__Instructions to follow__. Run through the records and show each line that includes the string "selected".

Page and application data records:
--

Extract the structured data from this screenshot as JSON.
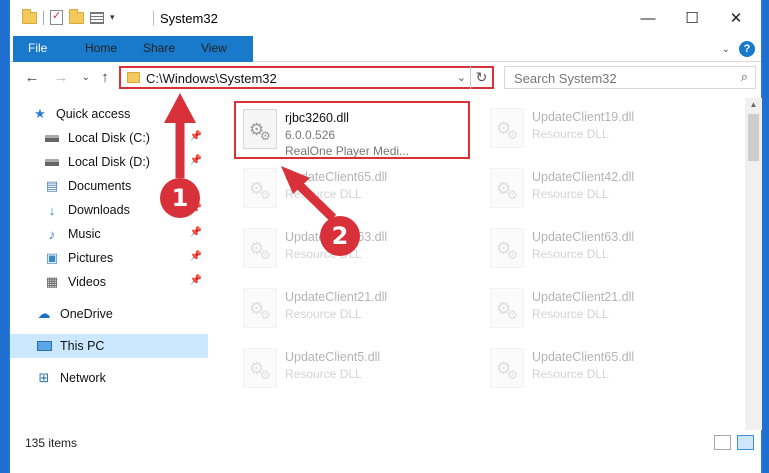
{
  "window": {
    "title": "System32",
    "controls": {
      "minimize": "—",
      "maximize": "☐",
      "close": "✕"
    }
  },
  "ribbon": {
    "tabs": [
      {
        "label": "File"
      },
      {
        "label": "Home"
      },
      {
        "label": "Share"
      },
      {
        "label": "View"
      }
    ],
    "help_label": "?"
  },
  "address": {
    "path": "C:\\Windows\\System32",
    "search_placeholder": "Search System32"
  },
  "sidebar": {
    "items": [
      {
        "label": "Quick access",
        "icon": "star-icon",
        "pinned": false
      },
      {
        "label": "Local Disk (C:)",
        "icon": "drive-icon",
        "pinned": true
      },
      {
        "label": "Local Disk (D:)",
        "icon": "drive-icon",
        "pinned": true
      },
      {
        "label": "Documents",
        "icon": "documents-icon",
        "pinned": true
      },
      {
        "label": "Downloads",
        "icon": "download-icon",
        "pinned": true
      },
      {
        "label": "Music",
        "icon": "music-icon",
        "pinned": true
      },
      {
        "label": "Pictures",
        "icon": "pictures-icon",
        "pinned": true
      },
      {
        "label": "Videos",
        "icon": "videos-icon",
        "pinned": true
      },
      {
        "label": "OneDrive",
        "icon": "onedrive-icon",
        "pinned": false
      },
      {
        "label": "This PC",
        "icon": "computer-icon",
        "pinned": false,
        "selected": true
      },
      {
        "label": "Network",
        "icon": "network-icon",
        "pinned": false
      }
    ]
  },
  "files": {
    "selected": {
      "name": "rjbc3260.dll",
      "version": "6.0.0.526",
      "description": "RealOne Player Medi..."
    },
    "left_column": [
      {
        "name": "UpdateClient65.dll",
        "type": "Resource DLL"
      },
      {
        "name": "UpdateClient63.dll",
        "type": "Resource DLL"
      },
      {
        "name": "UpdateClient21.dll",
        "type": "Resource DLL"
      },
      {
        "name": "UpdateClient5.dll",
        "type": "Resource DLL"
      }
    ],
    "right_column": [
      {
        "name": "UpdateClient19.dll",
        "type": "Resource DLL"
      },
      {
        "name": "UpdateClient42.dll",
        "type": "Resource DLL"
      },
      {
        "name": "UpdateClient63.dll",
        "type": "Resource DLL"
      },
      {
        "name": "UpdateClient21.dll",
        "type": "Resource DLL"
      },
      {
        "name": "UpdateClient65.dll",
        "type": "Resource DLL"
      }
    ]
  },
  "status": {
    "item_count": "135 items"
  },
  "annotations": {
    "step1": "1",
    "step2": "2",
    "color": "#d8313a"
  }
}
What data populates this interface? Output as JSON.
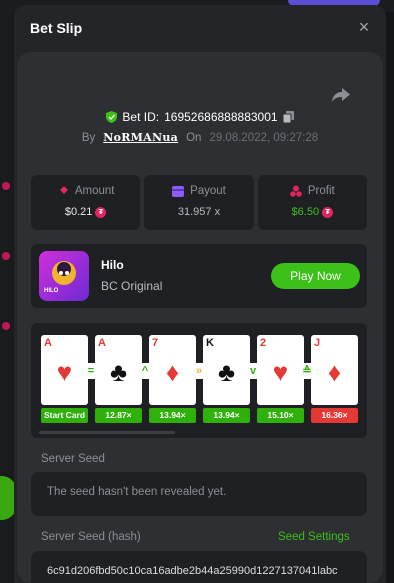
{
  "modal": {
    "title": "Bet Slip",
    "close": "×"
  },
  "bet": {
    "id_label": "Bet ID:",
    "id": "16952686888883001",
    "by_label": "By",
    "user": "NoRMANua",
    "on_label": "On",
    "date": "29.08.2022, 09:27:28"
  },
  "stats": {
    "amount_label": "Amount",
    "amount": "$0.21",
    "payout_label": "Payout",
    "payout": "31.957 x",
    "profit_label": "Profit",
    "profit": "$6.50"
  },
  "game": {
    "name": "Hilo",
    "provider": "BC Original",
    "icon_text": "HILO",
    "play_label": "Play Now"
  },
  "cards": [
    {
      "rank": "A",
      "suit": "♥",
      "color": "red",
      "mult": "Start Card"
    },
    {
      "rank": "A",
      "suit": "♣",
      "color": "blk",
      "mult": "12.87×"
    },
    {
      "rank": "7",
      "suit": "♦",
      "color": "red",
      "mult": "13.94×"
    },
    {
      "rank": "K",
      "suit": "♣",
      "color": "blk",
      "mult": "13.94×"
    },
    {
      "rank": "2",
      "suit": "♥",
      "color": "red",
      "mult": "15.10×"
    },
    {
      "rank": "J",
      "suit": "♦",
      "color": "red",
      "mult": "16.36×"
    }
  ],
  "arrows": [
    "=",
    "^",
    "»",
    "v",
    "≙"
  ],
  "seed": {
    "server_label": "Server Seed",
    "server_value": "The seed hasn't been revealed yet.",
    "hash_label": "Server Seed (hash)",
    "settings_link": "Seed Settings",
    "hash_value": "6c91d206fbd50c10ca16adbe2b44a25990d1227137041labc"
  },
  "colors": {
    "accent_green": "#3bc117",
    "coin_red": "#e0245e",
    "payout_purple": "#8b5cf6"
  }
}
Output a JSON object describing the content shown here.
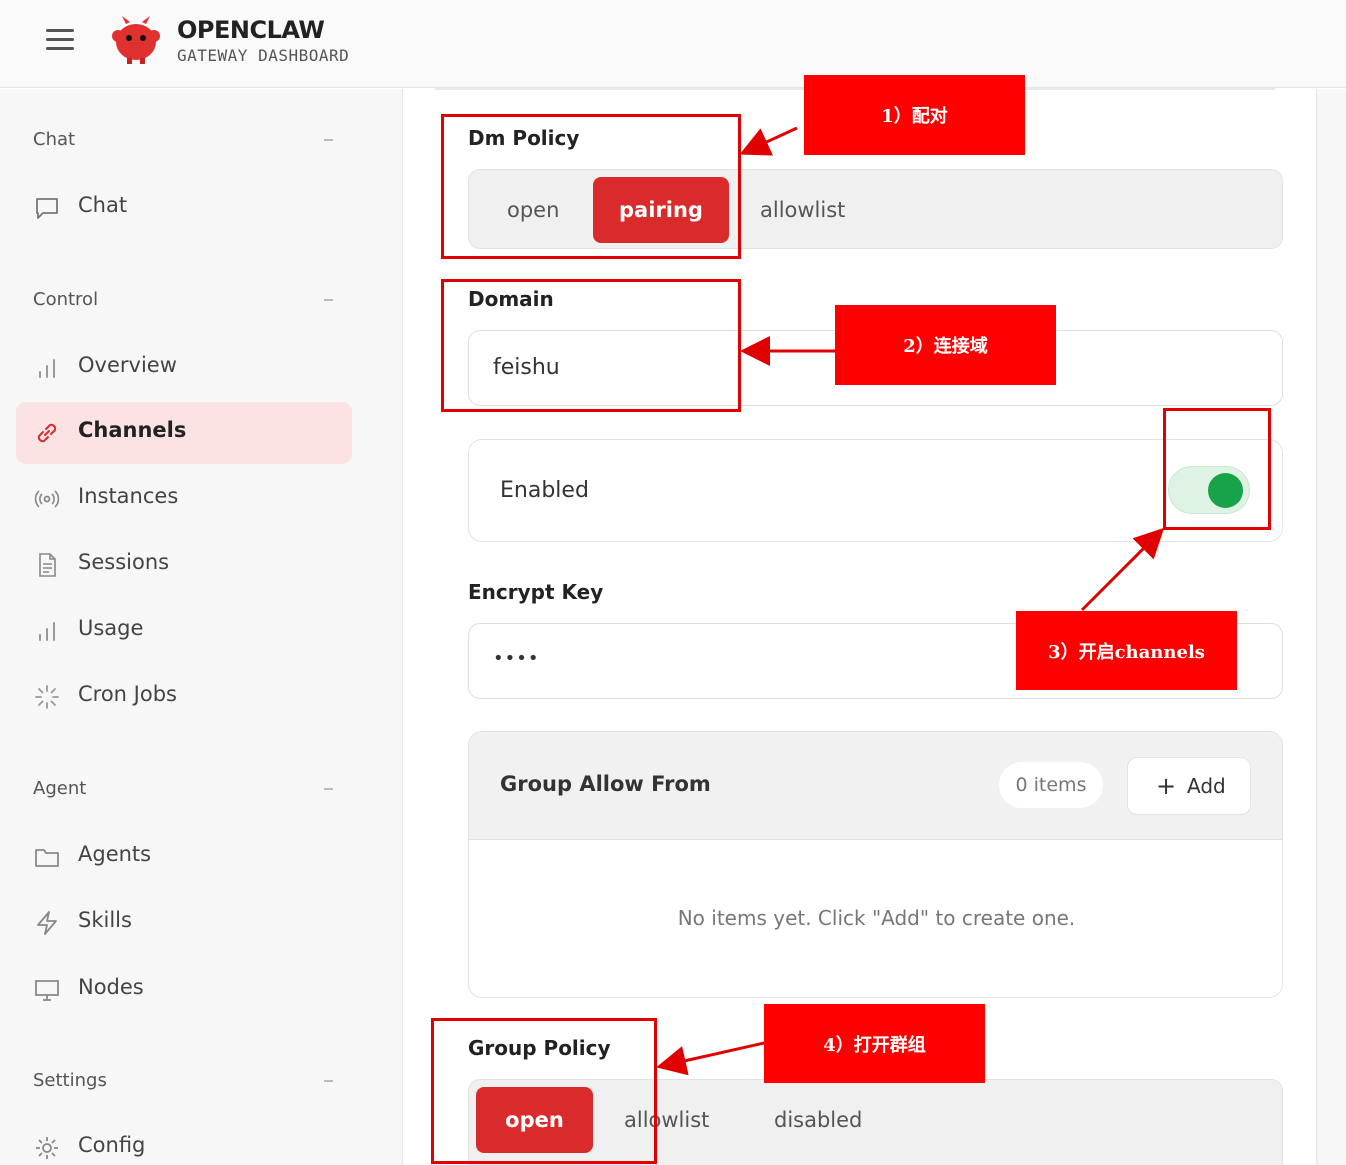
{
  "header": {
    "menu_icon": "hamburger-icon",
    "logo_icon": "red-claw-mascot-icon",
    "title": "OPENCLAW",
    "subtitle": "GATEWAY DASHBOARD"
  },
  "sidebar": {
    "sections": [
      {
        "title": "Chat",
        "items": [
          {
            "label": "Chat",
            "icon": "chat-bubble-icon"
          }
        ]
      },
      {
        "title": "Control",
        "items": [
          {
            "label": "Overview",
            "icon": "bar-chart-icon"
          },
          {
            "label": "Channels",
            "icon": "link-icon",
            "active": true
          },
          {
            "label": "Instances",
            "icon": "broadcast-icon"
          },
          {
            "label": "Sessions",
            "icon": "document-icon"
          },
          {
            "label": "Usage",
            "icon": "bar-chart-icon"
          },
          {
            "label": "Cron Jobs",
            "icon": "loader-icon"
          }
        ]
      },
      {
        "title": "Agent",
        "items": [
          {
            "label": "Agents",
            "icon": "folder-icon"
          },
          {
            "label": "Skills",
            "icon": "lightning-icon"
          },
          {
            "label": "Nodes",
            "icon": "monitor-icon"
          }
        ]
      },
      {
        "title": "Settings",
        "items": [
          {
            "label": "Config",
            "icon": "gear-icon"
          }
        ]
      }
    ]
  },
  "main": {
    "dm_policy": {
      "label": "Dm Policy",
      "options": [
        "open",
        "pairing",
        "allowlist"
      ],
      "selected": "pairing"
    },
    "domain": {
      "label": "Domain",
      "value": "feishu"
    },
    "enabled": {
      "label": "Enabled",
      "value": true
    },
    "encrypt_key": {
      "label": "Encrypt Key",
      "value": "••••"
    },
    "group_allow_from": {
      "title": "Group Allow From",
      "count": "0 items",
      "add_label": "Add",
      "empty_text": "No items yet. Click \"Add\" to create one."
    },
    "group_policy": {
      "label": "Group Policy",
      "options": [
        "open",
        "allowlist",
        "disabled"
      ],
      "selected": "open"
    }
  },
  "annotations": {
    "a1": "1）配对",
    "a2": "2）连接域",
    "a3": "3）开启channels",
    "a4": "4）打开群组",
    "color": "#ff0000"
  },
  "colors": {
    "accent": "#d92b2b",
    "toggle_on": "#16a34a",
    "active_bg": "#fbe3e3"
  }
}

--

__Exercise result__.
        "selected": true
    "selected": {
      "selected": "pairing"
      "selected": "open"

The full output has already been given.